MANHATTAN (CN) — R. Kelly’s manager called in a shooting threat to thwart the 2018 premiere of the Lifetime documentary series that detailed sexual abuse allegations against the singer, New York prosecutors announced Friday morning.
The six-part docuseries “Surviving R. Kelly,” which details Kelly’s alleged operation of an abusive sex cult, set the wheels in motion in the multiple criminal cases against the embattled Grammy winner, whose full name is Robert Sylvester Kelly.
Not long into the series’ Dec. 4, 2018, premiere, however, staff hosting the event at New York’s NeueHouse Madison Square evacuated the building and canceled the screening after receiving a call that a gunman “was going to shoot up the place.” FBI Special Agent Kerry Calnan recounted the day’s events in an 11-page complaint unsealed Friday against the singer’s Chicago-based manager Donnell Russell.
Announcing the charges Friday, FBI Assistant Director William Sweeney said: “It defies logic that a threat like the one alleged here could stop victims from speaking about their alleged abuse.

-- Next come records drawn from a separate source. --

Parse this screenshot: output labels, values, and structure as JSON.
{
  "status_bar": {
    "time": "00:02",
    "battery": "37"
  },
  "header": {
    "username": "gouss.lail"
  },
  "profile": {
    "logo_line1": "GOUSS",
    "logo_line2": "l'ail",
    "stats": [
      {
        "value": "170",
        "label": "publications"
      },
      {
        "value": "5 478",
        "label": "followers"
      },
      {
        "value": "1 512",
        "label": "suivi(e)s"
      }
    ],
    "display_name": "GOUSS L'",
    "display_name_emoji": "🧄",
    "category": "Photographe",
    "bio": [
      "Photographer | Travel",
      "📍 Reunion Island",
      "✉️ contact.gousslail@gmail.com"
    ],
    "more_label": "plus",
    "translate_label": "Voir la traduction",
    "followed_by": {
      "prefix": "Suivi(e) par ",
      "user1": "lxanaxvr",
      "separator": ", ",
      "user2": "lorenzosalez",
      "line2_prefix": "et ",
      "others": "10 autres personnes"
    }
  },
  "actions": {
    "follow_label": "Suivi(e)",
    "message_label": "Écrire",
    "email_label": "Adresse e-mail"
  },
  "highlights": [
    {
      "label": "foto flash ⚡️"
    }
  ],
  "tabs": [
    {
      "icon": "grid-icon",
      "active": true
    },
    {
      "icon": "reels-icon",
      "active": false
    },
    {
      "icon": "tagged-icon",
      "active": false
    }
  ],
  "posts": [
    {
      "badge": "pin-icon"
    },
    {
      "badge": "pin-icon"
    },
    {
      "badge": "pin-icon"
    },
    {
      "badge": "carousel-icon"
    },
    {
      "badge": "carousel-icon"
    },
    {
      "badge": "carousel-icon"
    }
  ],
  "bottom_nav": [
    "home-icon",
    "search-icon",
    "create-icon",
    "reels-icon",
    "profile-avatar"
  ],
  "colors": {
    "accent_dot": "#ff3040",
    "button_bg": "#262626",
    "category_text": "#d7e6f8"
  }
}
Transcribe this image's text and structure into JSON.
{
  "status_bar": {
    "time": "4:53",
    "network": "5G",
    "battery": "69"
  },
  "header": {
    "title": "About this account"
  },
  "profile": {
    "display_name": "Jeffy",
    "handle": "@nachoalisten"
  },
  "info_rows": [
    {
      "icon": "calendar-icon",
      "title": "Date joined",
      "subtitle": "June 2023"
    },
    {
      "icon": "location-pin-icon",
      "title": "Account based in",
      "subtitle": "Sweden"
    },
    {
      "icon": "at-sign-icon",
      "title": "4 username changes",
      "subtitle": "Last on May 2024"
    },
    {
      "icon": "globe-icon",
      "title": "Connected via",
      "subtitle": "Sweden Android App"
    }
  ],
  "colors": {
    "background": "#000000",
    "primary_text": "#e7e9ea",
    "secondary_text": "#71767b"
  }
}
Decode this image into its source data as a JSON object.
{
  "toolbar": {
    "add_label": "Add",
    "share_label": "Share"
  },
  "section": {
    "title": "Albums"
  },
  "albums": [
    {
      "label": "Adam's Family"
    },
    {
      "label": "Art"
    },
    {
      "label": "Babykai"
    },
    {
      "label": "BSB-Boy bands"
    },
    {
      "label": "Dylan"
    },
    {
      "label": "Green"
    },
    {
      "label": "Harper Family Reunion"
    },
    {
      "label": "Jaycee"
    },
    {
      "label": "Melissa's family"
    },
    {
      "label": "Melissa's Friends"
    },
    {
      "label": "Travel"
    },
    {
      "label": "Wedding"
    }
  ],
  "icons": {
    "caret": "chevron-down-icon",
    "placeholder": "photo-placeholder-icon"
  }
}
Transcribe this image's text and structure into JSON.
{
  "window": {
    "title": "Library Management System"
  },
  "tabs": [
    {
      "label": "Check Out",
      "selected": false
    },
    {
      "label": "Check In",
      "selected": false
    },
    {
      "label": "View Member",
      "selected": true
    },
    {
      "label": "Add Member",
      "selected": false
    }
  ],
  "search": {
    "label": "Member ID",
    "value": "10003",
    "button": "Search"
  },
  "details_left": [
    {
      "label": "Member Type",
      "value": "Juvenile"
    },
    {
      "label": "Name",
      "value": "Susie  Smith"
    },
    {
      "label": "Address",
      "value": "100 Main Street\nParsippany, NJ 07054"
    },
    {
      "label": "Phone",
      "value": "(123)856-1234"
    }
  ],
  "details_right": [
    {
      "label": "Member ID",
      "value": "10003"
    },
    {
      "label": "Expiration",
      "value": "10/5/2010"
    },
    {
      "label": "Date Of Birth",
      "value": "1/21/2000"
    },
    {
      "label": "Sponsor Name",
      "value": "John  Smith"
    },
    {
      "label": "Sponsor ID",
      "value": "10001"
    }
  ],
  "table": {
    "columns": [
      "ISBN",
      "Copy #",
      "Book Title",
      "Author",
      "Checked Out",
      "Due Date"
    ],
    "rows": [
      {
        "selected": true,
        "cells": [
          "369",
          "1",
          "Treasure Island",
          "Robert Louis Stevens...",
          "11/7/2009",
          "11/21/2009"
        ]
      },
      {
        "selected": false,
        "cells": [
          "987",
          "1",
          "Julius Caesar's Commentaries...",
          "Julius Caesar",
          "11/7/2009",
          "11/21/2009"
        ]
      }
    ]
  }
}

“The violence Mr. Russell allegedly threatened succeeded in shutting down one airing of the documentary, but he was unable to silence the women featured in the film,” Sweeney added.
Prosecutors allege that in the minutes before the 7 p.m. screening, Russell first attempted to halt the event by sending cease-and-desist emails “from a person purporting to be an attorney” to NeueHouse Madison Square.
Russell then used two cellphones, according to the complaint, to call 311, the New York City information service; the fire department; and two police precincts surrounding the venue in the Flatiron District, “seemingly in a further effort to disrupt the screening.”
He even dialed *67 first in an attempt to block his number, prosecutors say.
Finally at 7:37, Russell used a landline associated with his Chicago home address to call NeueHouse Madison Square directly, claiming that there was a gunman at the event prepared to shoot up the premiere.
No shooting occurred, Agent Calnan notes in the complaint, but the screening was canceled.
Prosecutors say Russell then texted an unnamed co-conspirator at 8:05: “delete those messages about 50,” a reference to the police.
A recording found on Russell’s iCloud account includes the co-conspirator later remarking that Kelly himself was unaware of the coordinated threats.
“Don [Russell] got identified as the person who called in the fucking gun threat which was stupid as fuck and Rob didn’t know shit about it … they said the NYPD traced it back to him,” the co-conspirator said, as quoted in the complaint.
A month after the docuseries premiered, Illinois prosecutors charged Kelly in January with 10 counts of aggravated sexual abuse following decades of misconduct allegations swirling around the Chicago native.
Six months later, prosecutors in the Eastern District of New York announced separate charges against Kelly in August 2019.
Russell was charged Tuesday with one count of threatening physical harm by interstate communication and one count of conspiracy to threaten physical harm by interstate communication.
Activist and #MeToo founder Tarana Bruke was set to appear on a panel after the screening, alongside R. Kelly accusers Kitti Jones, Jerhonda Pace, Lisa Van Allen and Asante McGee.
“Surviving R. Kelly” producer Brie Miranda Bryant and feminist writer Jamilah Lemieux and were also set to speak to speak at the private event.
A second season of the docu-series, “Surviving R. Kelly Part II: The Reckoning,” premiered in January 2020.
Russell was one of three man charged in Brooklyn federal court earlier this week for allegedly attempting to intimidate and extort multiple Kelly accusers.
Russell’s attorney did not immediately respond to request for comment Friday.
Kelly is famous for hits such as “Trapped in the Closet” and “I Believe I Can Fly.” But allegations of sexual abuse, including of minors, have dogged the Grammy-winning star for decades.
He had been previously charged by Cook County prosecutors, going on trial in 2008 for 21 counts of child pornography before being acquitted.
The 53-year-old singer’s case in Brooklyn is presided over by U.S. District Judge Ann Donnelly, an Obama appointee.
Jury selection in the trial is set to begin Sept. 29.